3 days ago, on Christmas eve-eve, downtown underneath the viaduct, someone smashed my wife and I’s car window and absconded with our ski bag.
In the bag: ski boots, pants, jacket, etc. An intolerable expense to replace. However, as the days went by it was less about losing the “stuff,” as it’s just stuff, and instead, the angst hinged on the nuisance of the insurance claim and getting the glass repaired, and above all, the feeling of obtrusion my wife and I felt. Our karma, we thought, was past due. Insert the SPD.
Yesterday, the day after Christmas, I perused OfferUp (a safer Craigslist) for my recently stolen ski boots. Alas, there they were! I messaged the “owner” of my boots and he agreed to sell me the boots. Amazingly, I got him to meet me at the Home Depot right across the street from the Southwest Precinct. I called the precinct for help and I was quickly connected with Larry Longley, to whom I divulged my story. He asked us, an hour before I was to meet the ski boot “owner,” to stop by the Precinct to see how SPD could help me safely retrieve my ski boots.

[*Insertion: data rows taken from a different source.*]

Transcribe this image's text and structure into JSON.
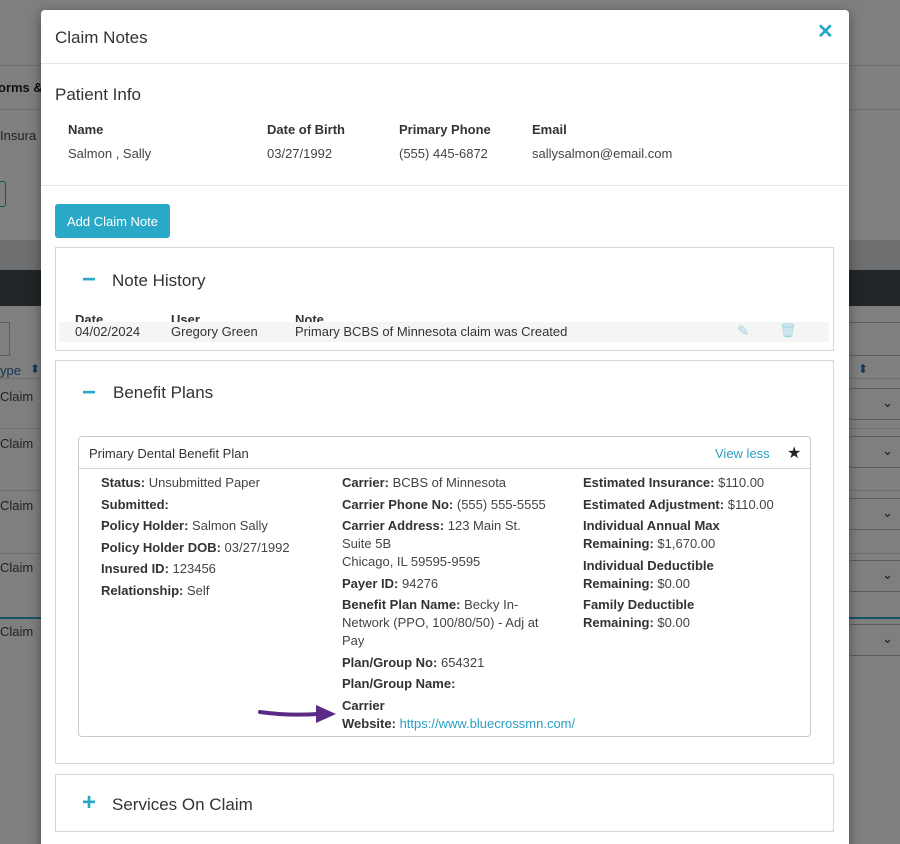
{
  "background": {
    "tab_label": "orms &",
    "tab2_label": "Insura",
    "col_label": "ype",
    "claim_label": "Claim"
  },
  "modal": {
    "title": "Claim Notes",
    "close_glyph": "✕"
  },
  "patient": {
    "section_title": "Patient Info",
    "name_label": "Name",
    "name_value": "Salmon , Sally",
    "dob_label": "Date of Birth",
    "dob_value": "03/27/1992",
    "phone_label": "Primary Phone",
    "phone_value": "(555) 445-6872",
    "email_label": "Email",
    "email_value": "sallysalmon@email.com"
  },
  "actions": {
    "add_note_label": "Add Claim Note"
  },
  "note_history": {
    "title": "Note History",
    "toggle": "−",
    "columns": {
      "date": "Date",
      "user": "User",
      "note": "Note"
    },
    "rows": [
      {
        "date": "04/02/2024",
        "user": "Gregory Green",
        "note": "Primary BCBS of Minnesota claim was Created"
      }
    ]
  },
  "benefit_plans": {
    "title": "Benefit Plans",
    "toggle": "−",
    "plan": {
      "name": "Primary Dental Benefit Plan",
      "view_less": "View less",
      "status_label": "Status:",
      "status_value": "Unsubmitted Paper",
      "submitted_label": "Submitted:",
      "policy_holder_label": "Policy Holder:",
      "policy_holder_value": "Salmon Sally",
      "policy_holder_dob_label": "Policy Holder DOB:",
      "policy_holder_dob_value": "03/27/1992",
      "insured_id_label": "Insured ID:",
      "insured_id_value": "123456",
      "relationship_label": "Relationship:",
      "relationship_value": "Self",
      "carrier_label": "Carrier:",
      "carrier_value": "BCBS of Minnesota",
      "carrier_phone_label": "Carrier Phone No:",
      "carrier_phone_value": "(555) 555-5555",
      "carrier_address_label": "Carrier Address:",
      "carrier_address_line1": "123 Main St.",
      "carrier_address_line2": "Suite 5B",
      "carrier_address_line3": "Chicago, IL 59595-9595",
      "payer_id_label": "Payer ID:",
      "payer_id_value": "94276",
      "benefit_plan_name_label": "Benefit Plan Name:",
      "benefit_plan_name_line1": "Becky In-",
      "benefit_plan_name_line2": "Network (PPO, 100/80/50) - Adj at",
      "benefit_plan_name_line3": "Pay",
      "plan_group_no_label": "Plan/Group No:",
      "plan_group_no_value": "654321",
      "plan_group_name_label": "Plan/Group Name:",
      "carrier_website_label_line1": "Carrier",
      "carrier_website_label_line2": "Website:",
      "carrier_website_value": "https://www.bluecrossmn.com/",
      "est_insurance_label": "Estimated Insurance:",
      "est_insurance_value": "$110.00",
      "est_adjustment_label": "Estimated Adjustment:",
      "est_adjustment_value": "$110.00",
      "ind_annual_max_label_line1": "Individual Annual Max",
      "ind_annual_max_label_line2": "Remaining:",
      "ind_annual_max_value": "$1,670.00",
      "ind_deductible_label_line1": "Individual Deductible",
      "ind_deductible_label_line2": "Remaining:",
      "ind_deductible_value": "$0.00",
      "fam_deductible_label_line1": "Family Deductible",
      "fam_deductible_label_line2": "Remaining:",
      "fam_deductible_value": "$0.00"
    }
  },
  "services": {
    "title": "Services On Claim",
    "toggle": "+"
  },
  "colors": {
    "accent": "#2aa8c8",
    "link": "#2a9fc4",
    "arrow": "#5b2a86"
  },
  "icons": {
    "edit": "edit-icon",
    "trash": "trash-icon",
    "star": "star-icon",
    "close": "close-icon"
  }
}
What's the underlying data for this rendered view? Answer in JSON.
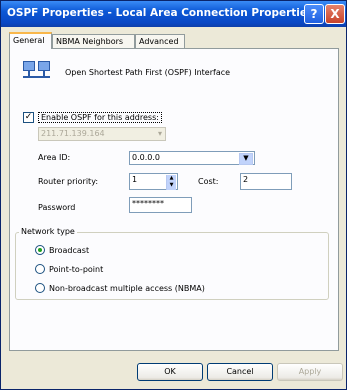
{
  "window": {
    "title": "OSPF Properties - Local Area Connection Properties"
  },
  "tabs": [
    {
      "label": "General",
      "active": true
    },
    {
      "label": "NBMA Neighbors",
      "active": false
    },
    {
      "label": "Advanced",
      "active": false
    }
  ],
  "general": {
    "description": "Open Shortest Path First (OSPF) Interface",
    "enable_checkbox": {
      "label": "Enable OSPF for this address:",
      "checked": true
    },
    "ip_address": "211.71.139.164",
    "area_id": {
      "label": "Area ID:",
      "value": "0.0.0.0"
    },
    "router_priority": {
      "label": "Router priority:",
      "value": "1"
    },
    "cost": {
      "label": "Cost:",
      "value": "2"
    },
    "password": {
      "label": "Password",
      "value": "********"
    },
    "network_type": {
      "label": "Network type",
      "options": [
        {
          "label": "Broadcast",
          "checked": true
        },
        {
          "label": "Point-to-point",
          "checked": false
        },
        {
          "label": "Non-broadcast multiple access (NBMA)",
          "checked": false
        }
      ]
    }
  },
  "buttons": {
    "ok": "OK",
    "cancel": "Cancel",
    "apply": "Apply"
  },
  "titlebar_buttons": {
    "help": "?",
    "close": "X"
  }
}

In addition to Larry Longley: Officers Andre Constantine, Jack Johns, Ryan Levens, Garth Lindelef, and Ken Mazzuca were there with my wife and I at the precinct. They were gracious with their time, curious, and extremely helpful. They were fervent in their mission to help law-abiding citizens, yet were buckled by bureaucracy. They unmasked my issue as thus: I could not prove these boots were mine (disclaimer, take a picture of all your valuables) and because we couldn’t prove the man meeting me stole them, we were stuck on how to proceed.
With the officer’s guidance, we devised a plan and operated within the boundaries of the law: I was to go meet the “owner” (thief) and ask him a barrage of ski-related questions – that he clearly wouldn’t be able to answer – in order to fluster and redirect him, all the while, the officers did a civil standby (an amazing service I had no idea existed) to make sure I wasn’t harmed. It worked flawlessly. With the police officers behind me, I effectively confronted the thief and got him to admit the boots weren’t his, I then gave the thief $10 to complete a transaction so he wouldn’t file a complaint of theft (incredulous, right?) and I victoriously went on my way.
Thank you Seattle Police Department, for your patience and inclination to help. Keep up the good work!!!
(Though we can’t find an official SPD page about “civil standbys,” here’s a local lawyer’s explanation.)